Brain of Britain host Russell Davies reflects on almost two decades of challenging some of the UK’s brightest minds and considers what has kept this iconic quiz show on the airwaves for 70 years.
Words: Katie Cutforth
What makes a successful quizzer? Russell Davies has had a lot of time to ponder that question. It’s coming up to 20 years since Russell first hosted BBC Radio 4’s Brain of Britain, the delightfully straightforward general knowledge quiz that sees brainiacs from across the UK fight it out for a prestigious silver salver and an even more prestigious title.
“I’ve found that there is a definite quizzing temperament,” says Russell. “My theory is that finding success on Brain of Britain has less to do with remembering things than with being unable to forget things! Having a brain that just won’t let go of new information.”
People often ask Russell how they can prepare to be a contestant on Brain of Britain. “An elementary precaution would be to know about say, the Kings and Queens of England, the sky at night, the periodic table, the works of some great writers, and the map of the world. But the truth is that the range of questions we ask is so broad that it would be impossible even for me to predict what they will cover!”

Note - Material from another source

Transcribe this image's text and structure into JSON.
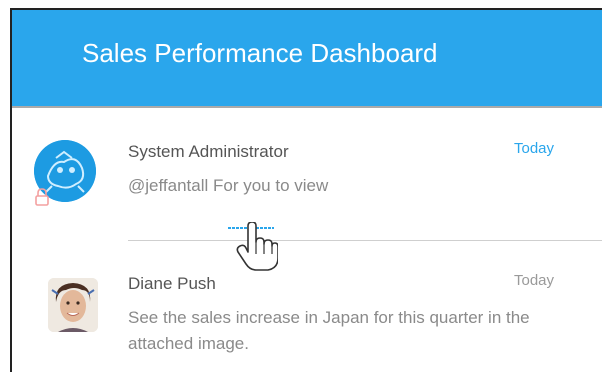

Appropriately, Russell’s career has been as varied as the questions he asks. It began with acting – he joined the Cambridge Footlights in 1964 alongside Clive James and Germaine Greer. After writing a one-off book review for the Times Literary Supplement, Russell enjoyed seeing his name in print so much that he decided to pursue a career in journalism. Not one to be pigeonholed, Russell freelanced as a caricaturist, a film and TV critic and division football reporter, in addition to a stint as the deputy editor of Punch magazine.
Moving into the world of broadcast in the 1980s, Russell has presented a plethora of BBC radio shows, including Jazz Century and Word of Mouth, and appeared on television as the presenter of the BBC Two arts series Saturday Review. He began hosting Brain of Britain in 2004, initially as sick cover for Robert Robinson, and became the permanent host in 2010.
70 years of Brain of Britain
Created in 1953, Brain of Britain is the UK’s longest-running broadcast quiz show open to the public. “The show arose among that crop of radio series during the war or shortly after it, alongside the likes of Desert Island Disks, Housewives Choice and The Archers,” says Russell. “It was initially a slot called Ask Me Another within the quiz show What Do You Know?; it wasn’t until 1967 that it took on the name Brain of Britain.
“I did come across a memo that the producer Joan Clark wrote back in 1954 which outlined the show’s purpose – ‘namely, to find a Brain of Britain’ – so that was at least a phrase at the time!”
With only three permanent presenters in its long history (Franklin Engelmann, Robert Robinson and now Russell), Brain of Britain is inextricably tied to the personality of its presenter. Listening to the show, it’s clear that Russell’s warmth and humour are integral to putting the contestants at ease and ensuring the listening pleasure of the audience.
“While in one sense it’s just a reading marathon, it’s also a performance,” says Russell. “There are two audiences to play to simultaneously: both a large and potentially noisy live audience and the audience at home. It’s crucial to bear them both in mind.
“Meeting the contestants is always fascinating, particularly because they do vary very much. Some of them have even said to me, ‘I’m not really intelligent, I just organise facts well and I’ve got a good memory’. I hugely enjoy the ‘Beat the Brain’ section of the show (when questions submitted by listeners are tackled by the contestants together) – that’s often fascinating as they work together to find the right (or wrong) answer.
“Some of my favourite moments are when a question I thought was very difficult is resoundingly polished off by a contestant,” laughs Russell. “There’s a real satisfaction in that.”
Far from being on their way out, the Royal Television Society reported in 2020 that quiz shows are entering a “golden age”. Programmes like Who Wants To Be a Millionaire?, Pointless and Mastermind dominating the TV schedule, while radio shows like The News Quiz, Counterpoint and Round Britain Quiz are proving enduringly popular. The competition is fierce – so what is it about Brain of Britain that has stood the test of time?
For Russell, the answer lies in its simplicity. “I think the appeal of Brain of Britain is its unfussiness,” he says. “You get one point per question, with only one deviation of an extra point for getting five questions right in a row.
“Creating a new quiz format these days is a heck of a job, and the complicated and labyrinthine ones don’t tend to catch on. There have been some outstanding creations in recent years though, with some of them, like Pointless, already getting into the veteran stage.
Brain’s format has stood the test of time, with very little adjustment to the show’s basic concept in its many decades of broadcast.
One thing that has changed is the likely contestants, Russell says; encouraging greater gender diversity has been a long-standing priority for the team. “We’ve campaigned throughout my time on the programme for women to come forward in greater numbers – nobody wants to listen to an endless parade of dull men! It’s always great to get a female ‘Brain’, as we had last season in Sarah Trevarthen.”
This article was first published in the May/June 2023 issue of IQ, our exclusive membership magazine.